• **What to do**
Scan the material below for the string "kind", and copy every line where it shows up.
[[ Data supplied open ]]
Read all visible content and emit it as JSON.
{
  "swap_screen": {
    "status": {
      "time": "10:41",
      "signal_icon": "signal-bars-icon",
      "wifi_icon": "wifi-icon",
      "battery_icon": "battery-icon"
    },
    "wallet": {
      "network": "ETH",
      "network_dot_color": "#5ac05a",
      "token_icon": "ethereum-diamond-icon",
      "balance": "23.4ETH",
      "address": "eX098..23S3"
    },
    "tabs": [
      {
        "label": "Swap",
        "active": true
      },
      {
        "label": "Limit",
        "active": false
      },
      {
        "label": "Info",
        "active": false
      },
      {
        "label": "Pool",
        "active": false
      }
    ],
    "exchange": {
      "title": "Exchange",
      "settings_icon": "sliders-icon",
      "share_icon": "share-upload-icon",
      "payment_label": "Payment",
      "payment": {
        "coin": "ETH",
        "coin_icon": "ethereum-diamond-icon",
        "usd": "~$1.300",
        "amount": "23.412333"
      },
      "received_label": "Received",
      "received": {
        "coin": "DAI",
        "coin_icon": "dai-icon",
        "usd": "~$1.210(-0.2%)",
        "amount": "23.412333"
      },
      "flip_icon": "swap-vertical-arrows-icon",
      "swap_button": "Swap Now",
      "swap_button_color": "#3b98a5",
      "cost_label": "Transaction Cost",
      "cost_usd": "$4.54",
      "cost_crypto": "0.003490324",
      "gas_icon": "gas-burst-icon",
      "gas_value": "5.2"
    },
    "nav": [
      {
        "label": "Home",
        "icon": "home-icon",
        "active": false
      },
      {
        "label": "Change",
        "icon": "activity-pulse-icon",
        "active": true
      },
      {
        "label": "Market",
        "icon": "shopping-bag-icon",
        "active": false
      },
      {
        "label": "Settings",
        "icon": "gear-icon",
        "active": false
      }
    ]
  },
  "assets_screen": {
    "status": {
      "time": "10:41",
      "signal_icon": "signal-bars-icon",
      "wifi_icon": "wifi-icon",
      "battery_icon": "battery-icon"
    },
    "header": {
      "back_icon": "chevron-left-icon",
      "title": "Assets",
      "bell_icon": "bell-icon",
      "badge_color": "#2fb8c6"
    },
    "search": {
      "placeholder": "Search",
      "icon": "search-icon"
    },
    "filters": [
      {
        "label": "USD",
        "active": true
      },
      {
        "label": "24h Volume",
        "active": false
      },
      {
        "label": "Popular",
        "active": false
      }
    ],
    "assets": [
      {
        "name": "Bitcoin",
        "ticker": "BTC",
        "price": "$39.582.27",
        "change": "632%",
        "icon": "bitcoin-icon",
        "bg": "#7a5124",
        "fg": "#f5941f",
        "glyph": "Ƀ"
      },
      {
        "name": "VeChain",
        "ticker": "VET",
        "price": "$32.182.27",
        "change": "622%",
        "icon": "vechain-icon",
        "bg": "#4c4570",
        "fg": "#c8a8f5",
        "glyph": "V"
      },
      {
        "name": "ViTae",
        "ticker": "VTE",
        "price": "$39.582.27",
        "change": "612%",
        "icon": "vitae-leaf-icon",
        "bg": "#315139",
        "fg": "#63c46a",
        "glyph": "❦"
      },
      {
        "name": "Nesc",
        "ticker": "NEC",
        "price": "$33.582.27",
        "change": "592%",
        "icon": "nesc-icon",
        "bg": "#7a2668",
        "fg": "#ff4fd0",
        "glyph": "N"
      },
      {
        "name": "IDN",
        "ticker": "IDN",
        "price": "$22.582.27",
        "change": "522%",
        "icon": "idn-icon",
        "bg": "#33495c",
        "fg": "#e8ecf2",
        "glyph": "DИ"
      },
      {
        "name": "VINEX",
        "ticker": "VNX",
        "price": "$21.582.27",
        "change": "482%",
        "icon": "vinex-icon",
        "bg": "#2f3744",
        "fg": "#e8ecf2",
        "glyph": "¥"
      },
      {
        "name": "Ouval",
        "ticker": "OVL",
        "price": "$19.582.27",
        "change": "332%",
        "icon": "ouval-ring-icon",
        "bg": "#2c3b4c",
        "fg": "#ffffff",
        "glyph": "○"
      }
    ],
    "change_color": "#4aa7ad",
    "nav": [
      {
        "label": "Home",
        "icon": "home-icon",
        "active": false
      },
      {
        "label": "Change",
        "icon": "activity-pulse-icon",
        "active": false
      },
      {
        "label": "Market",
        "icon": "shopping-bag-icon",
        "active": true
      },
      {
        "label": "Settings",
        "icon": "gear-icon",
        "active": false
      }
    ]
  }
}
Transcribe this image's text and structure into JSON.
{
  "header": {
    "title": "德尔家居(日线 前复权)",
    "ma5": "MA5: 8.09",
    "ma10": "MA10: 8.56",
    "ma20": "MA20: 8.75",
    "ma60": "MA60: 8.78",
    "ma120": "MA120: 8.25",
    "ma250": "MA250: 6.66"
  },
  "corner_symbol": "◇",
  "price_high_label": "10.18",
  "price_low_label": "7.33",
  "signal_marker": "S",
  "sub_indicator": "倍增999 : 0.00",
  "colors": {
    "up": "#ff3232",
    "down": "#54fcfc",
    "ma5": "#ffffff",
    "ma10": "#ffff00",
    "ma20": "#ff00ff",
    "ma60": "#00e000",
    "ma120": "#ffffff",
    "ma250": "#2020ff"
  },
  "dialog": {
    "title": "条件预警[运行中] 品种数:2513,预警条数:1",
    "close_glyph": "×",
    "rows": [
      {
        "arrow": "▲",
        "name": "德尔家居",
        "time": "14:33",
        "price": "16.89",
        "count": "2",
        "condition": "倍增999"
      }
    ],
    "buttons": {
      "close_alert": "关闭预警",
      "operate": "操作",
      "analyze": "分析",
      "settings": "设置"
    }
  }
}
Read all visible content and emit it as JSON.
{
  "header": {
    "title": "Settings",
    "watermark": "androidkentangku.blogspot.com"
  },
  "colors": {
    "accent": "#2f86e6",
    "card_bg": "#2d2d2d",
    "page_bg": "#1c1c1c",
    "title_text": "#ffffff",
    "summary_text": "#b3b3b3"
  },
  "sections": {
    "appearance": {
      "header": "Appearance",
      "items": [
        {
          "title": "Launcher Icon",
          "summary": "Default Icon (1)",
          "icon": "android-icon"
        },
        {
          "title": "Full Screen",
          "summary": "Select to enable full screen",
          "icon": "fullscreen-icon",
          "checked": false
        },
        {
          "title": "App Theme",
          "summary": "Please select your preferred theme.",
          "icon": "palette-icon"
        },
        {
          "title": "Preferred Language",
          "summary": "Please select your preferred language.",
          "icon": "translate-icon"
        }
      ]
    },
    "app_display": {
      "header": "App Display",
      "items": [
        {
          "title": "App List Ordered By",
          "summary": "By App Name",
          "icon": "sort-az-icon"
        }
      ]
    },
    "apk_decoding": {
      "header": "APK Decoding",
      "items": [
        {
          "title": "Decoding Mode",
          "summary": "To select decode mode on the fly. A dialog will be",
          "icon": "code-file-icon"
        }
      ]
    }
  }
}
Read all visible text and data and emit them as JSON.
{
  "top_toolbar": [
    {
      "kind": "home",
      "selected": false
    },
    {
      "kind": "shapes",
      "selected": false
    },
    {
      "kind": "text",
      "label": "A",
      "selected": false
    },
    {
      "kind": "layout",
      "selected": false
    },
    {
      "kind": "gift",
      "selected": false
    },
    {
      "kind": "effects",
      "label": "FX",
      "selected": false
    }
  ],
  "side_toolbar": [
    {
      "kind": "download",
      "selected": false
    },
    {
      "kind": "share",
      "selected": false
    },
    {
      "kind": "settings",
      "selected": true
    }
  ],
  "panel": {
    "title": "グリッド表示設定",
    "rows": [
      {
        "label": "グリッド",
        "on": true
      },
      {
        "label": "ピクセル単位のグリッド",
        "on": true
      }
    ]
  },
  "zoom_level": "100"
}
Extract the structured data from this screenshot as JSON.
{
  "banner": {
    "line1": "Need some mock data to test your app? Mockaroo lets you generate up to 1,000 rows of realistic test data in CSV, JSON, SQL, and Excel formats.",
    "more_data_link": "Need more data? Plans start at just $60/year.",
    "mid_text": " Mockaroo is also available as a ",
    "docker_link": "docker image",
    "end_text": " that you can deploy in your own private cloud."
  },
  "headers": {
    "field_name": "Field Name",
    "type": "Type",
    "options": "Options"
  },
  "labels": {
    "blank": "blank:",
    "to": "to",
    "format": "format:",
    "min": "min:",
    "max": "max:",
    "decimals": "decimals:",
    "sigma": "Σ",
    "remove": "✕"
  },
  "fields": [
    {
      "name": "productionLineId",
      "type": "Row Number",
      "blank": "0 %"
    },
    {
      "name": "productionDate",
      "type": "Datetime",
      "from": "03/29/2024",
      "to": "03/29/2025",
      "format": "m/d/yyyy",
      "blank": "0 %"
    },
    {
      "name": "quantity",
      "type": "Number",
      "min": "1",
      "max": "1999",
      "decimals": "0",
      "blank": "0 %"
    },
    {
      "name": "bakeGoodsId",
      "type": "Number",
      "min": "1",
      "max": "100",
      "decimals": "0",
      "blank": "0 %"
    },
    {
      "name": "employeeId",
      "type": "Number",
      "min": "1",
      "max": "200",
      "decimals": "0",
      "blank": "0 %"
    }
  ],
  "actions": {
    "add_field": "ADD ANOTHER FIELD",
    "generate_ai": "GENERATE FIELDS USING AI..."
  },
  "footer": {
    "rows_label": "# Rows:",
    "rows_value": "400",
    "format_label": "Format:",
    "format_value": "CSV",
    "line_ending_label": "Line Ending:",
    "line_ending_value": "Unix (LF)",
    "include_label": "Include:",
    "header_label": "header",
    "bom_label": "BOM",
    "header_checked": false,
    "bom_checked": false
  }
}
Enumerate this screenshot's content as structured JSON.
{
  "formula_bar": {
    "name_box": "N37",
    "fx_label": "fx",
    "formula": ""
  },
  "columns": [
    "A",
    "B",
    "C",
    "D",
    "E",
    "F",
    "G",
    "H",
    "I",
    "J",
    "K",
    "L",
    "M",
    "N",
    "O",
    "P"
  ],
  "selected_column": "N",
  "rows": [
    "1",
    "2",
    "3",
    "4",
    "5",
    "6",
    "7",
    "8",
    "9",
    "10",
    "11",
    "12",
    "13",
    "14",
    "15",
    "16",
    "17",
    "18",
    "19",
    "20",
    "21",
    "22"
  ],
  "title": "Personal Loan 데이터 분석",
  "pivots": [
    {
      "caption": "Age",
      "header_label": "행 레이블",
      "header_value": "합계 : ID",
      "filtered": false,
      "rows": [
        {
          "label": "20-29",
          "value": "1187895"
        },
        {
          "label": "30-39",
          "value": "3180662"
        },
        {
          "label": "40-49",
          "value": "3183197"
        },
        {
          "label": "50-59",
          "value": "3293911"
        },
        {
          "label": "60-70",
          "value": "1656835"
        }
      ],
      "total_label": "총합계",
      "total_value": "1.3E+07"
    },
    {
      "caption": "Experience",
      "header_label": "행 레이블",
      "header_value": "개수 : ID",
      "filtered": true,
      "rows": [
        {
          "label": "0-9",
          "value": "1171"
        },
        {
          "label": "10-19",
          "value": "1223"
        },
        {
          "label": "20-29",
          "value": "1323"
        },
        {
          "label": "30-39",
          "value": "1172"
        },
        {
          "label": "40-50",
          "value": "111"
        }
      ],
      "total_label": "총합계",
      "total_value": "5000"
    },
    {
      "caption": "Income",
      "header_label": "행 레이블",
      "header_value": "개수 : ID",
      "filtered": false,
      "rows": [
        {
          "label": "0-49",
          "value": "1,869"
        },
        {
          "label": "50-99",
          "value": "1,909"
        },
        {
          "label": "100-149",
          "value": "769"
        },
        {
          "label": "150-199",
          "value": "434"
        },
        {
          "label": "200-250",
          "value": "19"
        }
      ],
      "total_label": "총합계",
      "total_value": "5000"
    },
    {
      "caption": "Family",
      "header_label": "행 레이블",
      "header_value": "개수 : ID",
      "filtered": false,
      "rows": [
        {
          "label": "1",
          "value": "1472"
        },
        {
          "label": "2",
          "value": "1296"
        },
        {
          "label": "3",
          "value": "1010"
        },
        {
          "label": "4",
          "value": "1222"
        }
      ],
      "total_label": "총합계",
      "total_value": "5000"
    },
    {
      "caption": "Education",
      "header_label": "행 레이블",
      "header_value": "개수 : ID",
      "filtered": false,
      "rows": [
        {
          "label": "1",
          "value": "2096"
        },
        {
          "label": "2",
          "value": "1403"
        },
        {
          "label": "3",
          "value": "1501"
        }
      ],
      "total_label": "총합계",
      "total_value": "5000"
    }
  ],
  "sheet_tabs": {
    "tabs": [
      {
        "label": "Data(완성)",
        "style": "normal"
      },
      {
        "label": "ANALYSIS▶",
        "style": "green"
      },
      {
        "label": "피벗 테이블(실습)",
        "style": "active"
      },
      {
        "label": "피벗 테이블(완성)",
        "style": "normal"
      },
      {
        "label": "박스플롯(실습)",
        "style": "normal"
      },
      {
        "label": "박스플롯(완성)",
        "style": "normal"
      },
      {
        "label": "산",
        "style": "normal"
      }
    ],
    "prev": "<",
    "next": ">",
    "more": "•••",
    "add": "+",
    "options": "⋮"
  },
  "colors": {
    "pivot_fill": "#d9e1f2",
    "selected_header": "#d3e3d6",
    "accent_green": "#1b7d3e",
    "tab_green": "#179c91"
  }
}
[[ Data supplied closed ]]
• **Expected answer**
      "kind": "home",
      "kind": "shapes",
      "kind": "text",
      "kind": "layout",
      "kind": "gift",
      "kind": "effects",
      "kind": "download",
      "kind": "share",
      "kind": "settings",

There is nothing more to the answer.